TASK OBJECTIVE: What you write must match the records exactly, except for the images, which are left out.

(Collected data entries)
======

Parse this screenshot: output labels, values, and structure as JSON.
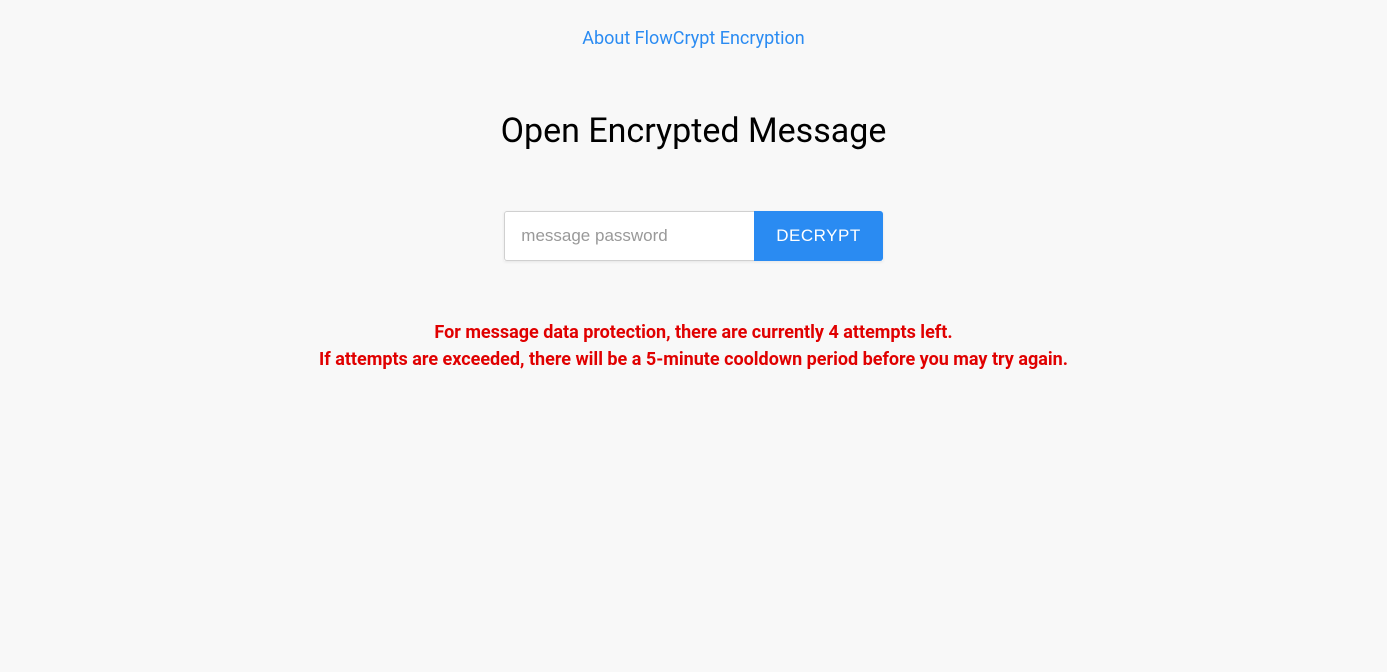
{
  "header": {
    "about_link_text": "About FlowCrypt Encryption"
  },
  "main": {
    "title": "Open Encrypted Message",
    "password_placeholder": "message password",
    "decrypt_button_label": "DECRYPT"
  },
  "warning": {
    "line1": "For message data protection, there are currently 4 attempts left.",
    "line2": "If attempts are exceeded, there will be a 5-minute cooldown period before you may try again."
  }
}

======

RESPONSE AREA:
Parse this screenshot: output labels, values, and structure as JSON.
{
  "header": {
    "about_link_text": "About FlowCrypt Encryption"
  },
  "main": {
    "title": "Open Encrypted Message",
    "password_placeholder": "message password",
    "decrypt_button_label": "DECRYPT"
  },
  "warning": {
    "line1": "For message data protection, there are currently 4 attempts left.",
    "line2": "If attempts are exceeded, there will be a 5-minute cooldown period before you may try again."
  }
}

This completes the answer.